The decision to visit the US last month and hold a charity match against New England Revolution was made in the aftermath of the Pittsburgh attack. Both Abramovich and Revolution owner Robert Kraft had already expressed their desire to work with one another on tackling anti-Semitism, but according to Buck, Pittsburgh was the catalyst for the charity match.
Both Abramovich and Kraft pledged to donate $1 million to the charity fund, with a further $2 million being raised through gate receipts. The $4 million pot will be split between 15 different organizations tackling anti-Semitism and discrimination including the Tree of Life synagogue in Pittsburgh.
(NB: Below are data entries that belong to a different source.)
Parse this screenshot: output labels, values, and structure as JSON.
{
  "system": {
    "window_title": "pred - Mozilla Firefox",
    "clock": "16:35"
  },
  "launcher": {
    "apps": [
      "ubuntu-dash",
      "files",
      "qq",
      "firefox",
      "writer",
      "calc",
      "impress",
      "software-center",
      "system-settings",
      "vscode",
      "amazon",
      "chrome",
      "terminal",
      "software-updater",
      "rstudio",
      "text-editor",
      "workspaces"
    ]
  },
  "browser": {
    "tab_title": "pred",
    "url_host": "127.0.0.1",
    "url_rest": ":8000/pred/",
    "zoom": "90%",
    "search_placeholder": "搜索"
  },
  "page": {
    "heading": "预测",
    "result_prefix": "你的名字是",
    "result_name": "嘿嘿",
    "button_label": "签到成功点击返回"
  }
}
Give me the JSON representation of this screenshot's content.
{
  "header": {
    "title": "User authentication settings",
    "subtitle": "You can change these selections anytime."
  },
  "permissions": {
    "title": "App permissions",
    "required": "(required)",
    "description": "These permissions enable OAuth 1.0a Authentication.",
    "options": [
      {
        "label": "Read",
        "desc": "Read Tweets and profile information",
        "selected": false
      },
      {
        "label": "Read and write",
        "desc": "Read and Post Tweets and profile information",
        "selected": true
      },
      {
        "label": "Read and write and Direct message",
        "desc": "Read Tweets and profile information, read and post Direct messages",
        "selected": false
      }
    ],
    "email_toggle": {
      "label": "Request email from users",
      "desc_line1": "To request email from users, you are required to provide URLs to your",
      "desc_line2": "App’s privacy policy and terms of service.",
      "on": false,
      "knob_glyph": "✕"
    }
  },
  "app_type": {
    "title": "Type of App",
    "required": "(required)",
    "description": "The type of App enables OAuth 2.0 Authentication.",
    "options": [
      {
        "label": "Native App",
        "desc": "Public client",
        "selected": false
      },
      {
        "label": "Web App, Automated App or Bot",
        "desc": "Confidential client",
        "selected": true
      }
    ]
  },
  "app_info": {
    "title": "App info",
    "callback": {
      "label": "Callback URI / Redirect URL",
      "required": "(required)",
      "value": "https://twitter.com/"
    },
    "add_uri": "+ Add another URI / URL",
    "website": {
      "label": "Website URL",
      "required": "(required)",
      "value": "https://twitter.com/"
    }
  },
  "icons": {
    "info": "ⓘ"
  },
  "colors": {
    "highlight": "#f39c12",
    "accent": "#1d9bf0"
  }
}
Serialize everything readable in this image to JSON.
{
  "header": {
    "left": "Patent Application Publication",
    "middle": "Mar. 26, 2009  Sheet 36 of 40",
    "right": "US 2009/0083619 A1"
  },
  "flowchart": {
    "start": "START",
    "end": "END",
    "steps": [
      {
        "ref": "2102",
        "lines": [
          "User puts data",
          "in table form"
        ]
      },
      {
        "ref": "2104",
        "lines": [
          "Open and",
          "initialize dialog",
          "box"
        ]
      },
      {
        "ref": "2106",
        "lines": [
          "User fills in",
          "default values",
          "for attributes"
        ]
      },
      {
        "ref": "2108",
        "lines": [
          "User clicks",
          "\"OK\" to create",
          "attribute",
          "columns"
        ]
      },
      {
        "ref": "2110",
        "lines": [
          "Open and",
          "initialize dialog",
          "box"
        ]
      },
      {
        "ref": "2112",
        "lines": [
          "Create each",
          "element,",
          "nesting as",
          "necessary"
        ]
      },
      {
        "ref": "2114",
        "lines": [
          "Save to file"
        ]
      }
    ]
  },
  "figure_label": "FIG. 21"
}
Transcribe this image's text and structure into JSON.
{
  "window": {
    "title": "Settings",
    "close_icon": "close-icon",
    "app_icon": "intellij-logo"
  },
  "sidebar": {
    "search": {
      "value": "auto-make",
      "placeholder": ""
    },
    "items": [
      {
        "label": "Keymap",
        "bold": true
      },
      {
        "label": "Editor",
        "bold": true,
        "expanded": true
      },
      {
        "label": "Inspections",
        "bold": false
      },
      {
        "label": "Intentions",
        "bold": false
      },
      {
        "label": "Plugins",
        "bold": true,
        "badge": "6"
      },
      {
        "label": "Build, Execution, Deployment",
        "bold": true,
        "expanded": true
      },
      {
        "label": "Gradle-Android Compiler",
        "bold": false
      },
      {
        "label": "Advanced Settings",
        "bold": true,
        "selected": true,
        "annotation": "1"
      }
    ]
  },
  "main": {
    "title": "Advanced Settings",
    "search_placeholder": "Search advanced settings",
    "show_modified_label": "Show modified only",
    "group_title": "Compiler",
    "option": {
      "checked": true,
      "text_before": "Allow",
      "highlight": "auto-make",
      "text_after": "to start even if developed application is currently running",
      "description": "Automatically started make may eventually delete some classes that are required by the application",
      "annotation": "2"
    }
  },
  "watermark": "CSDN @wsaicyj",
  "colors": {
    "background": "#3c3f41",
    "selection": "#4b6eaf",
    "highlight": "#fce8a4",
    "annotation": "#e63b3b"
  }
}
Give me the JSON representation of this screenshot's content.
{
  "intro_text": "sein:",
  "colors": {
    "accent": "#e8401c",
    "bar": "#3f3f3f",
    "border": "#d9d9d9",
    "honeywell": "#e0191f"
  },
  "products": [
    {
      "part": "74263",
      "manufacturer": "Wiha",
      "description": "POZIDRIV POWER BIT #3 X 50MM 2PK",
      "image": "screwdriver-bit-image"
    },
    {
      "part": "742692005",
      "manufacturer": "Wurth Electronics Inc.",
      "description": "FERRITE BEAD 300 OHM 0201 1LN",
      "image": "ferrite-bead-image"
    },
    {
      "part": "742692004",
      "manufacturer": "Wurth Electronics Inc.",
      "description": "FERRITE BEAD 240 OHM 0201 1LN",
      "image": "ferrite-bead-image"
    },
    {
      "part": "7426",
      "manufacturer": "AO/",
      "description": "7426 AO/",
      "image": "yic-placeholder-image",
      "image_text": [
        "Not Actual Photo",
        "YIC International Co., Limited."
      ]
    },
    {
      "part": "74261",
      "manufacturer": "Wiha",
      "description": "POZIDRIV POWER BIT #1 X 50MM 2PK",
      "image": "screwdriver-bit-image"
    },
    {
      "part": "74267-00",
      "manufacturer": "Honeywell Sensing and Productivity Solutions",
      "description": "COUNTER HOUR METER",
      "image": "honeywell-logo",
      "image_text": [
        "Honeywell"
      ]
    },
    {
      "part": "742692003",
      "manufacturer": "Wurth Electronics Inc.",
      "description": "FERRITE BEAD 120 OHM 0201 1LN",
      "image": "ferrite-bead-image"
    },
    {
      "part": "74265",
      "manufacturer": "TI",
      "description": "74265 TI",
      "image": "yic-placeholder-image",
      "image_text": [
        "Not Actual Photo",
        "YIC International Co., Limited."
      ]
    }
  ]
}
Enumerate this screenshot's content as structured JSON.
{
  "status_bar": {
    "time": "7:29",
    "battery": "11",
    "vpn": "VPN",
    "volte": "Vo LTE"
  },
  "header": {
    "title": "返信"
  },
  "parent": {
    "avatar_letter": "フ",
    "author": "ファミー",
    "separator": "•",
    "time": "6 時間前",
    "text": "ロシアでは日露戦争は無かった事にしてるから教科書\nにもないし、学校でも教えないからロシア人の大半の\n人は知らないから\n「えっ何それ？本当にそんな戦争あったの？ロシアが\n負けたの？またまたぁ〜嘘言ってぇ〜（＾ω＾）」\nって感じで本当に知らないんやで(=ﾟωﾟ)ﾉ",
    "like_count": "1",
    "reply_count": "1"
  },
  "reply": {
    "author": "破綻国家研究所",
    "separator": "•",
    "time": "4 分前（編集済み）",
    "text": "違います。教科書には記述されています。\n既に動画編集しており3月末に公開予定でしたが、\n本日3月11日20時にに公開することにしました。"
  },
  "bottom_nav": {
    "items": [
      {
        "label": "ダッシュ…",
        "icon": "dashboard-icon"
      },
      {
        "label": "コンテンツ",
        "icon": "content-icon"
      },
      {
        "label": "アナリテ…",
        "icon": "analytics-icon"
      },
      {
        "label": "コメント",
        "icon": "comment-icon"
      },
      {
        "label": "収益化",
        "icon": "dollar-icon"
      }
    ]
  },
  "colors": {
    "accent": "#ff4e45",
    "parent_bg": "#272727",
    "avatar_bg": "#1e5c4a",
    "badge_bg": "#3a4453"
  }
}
Elan Carr, the US special envoy for monitoring and combating anti-Semitism, told CNN that while the attack in Pittsburgh and one at a synagogue in Poway, California, have recently left the Jewish community on edge, programs such as the one deployed by Chelsea and New England Revolution could play a key part in educating future generations on the dangers of anti-Semitism.
“When you are talking about changing opinions you need thought leaders, you need influencers – and athletes are influencers in a way no one else can be. These guys are heroes to kids from rural farmlands to cities, they are adored and worshipped. To have athletes who are so influential stand up and fight for decency and justice, and take positions and say ‘no’ to this scourge of anti-Semitism, a human sickness, and for athletes to say that is unacceptable, that is a game changer,” Carr told CNN.
“This example of what is happening and what Chelsea and New England are doing is a model that can truly change the world,” he added.
Such a responsibility is not lost on the players. Born in Brazil to parents who both worked as teachers, defender David Luiz told CNN that the morals instilled in him during his childhood have helped him become more aware of discrimination within society.
David Luiz on racism in football 2:22
“Football has big, big power to do it and we have to use it in the right way,” Luiz told CNN of the sport’s role in bringing about positive social change.
“I think we are examples for many people around the world and we have to use this power in the right way to make the real difference.
“If you go to the maternity unit you don’t see one baby with a bad vibe. The babies are good, they are cute. It’s the pollution of the world and the system that makes people think in different ways.”
Luiz was part of the squad that visited the New England Holocaust memorial in Boston and also took part in education workshops with local schoolchildren.
On the final day of the tour, he played a part in Chelsea’s 3-0 win at Gillette Stadium with 25,000 fans lending their support to the game dubbed “Final Whistle on Hate.”
Abramovich flew to Boston to watch the game alongside Kraft and visited the locker room afterward.
'I will keep speaking'
For Grant, it was the final event of a trip that had brought the scourge of anti-Semitism to the forefront of the sporting agenda and gave hope to those working to tackle it each and every day.
But what would his father, who passed away at the age of 82 in October 2009, say?
“You know, if my father was alive now he would say: ‘Why are you living in the past?’
“I would say to him that I’m not living in the past, I want to know about the past so that it will not happen again.
“He was always very open about what happened to him during the Holocaust. That’s why I will keep on speaking.”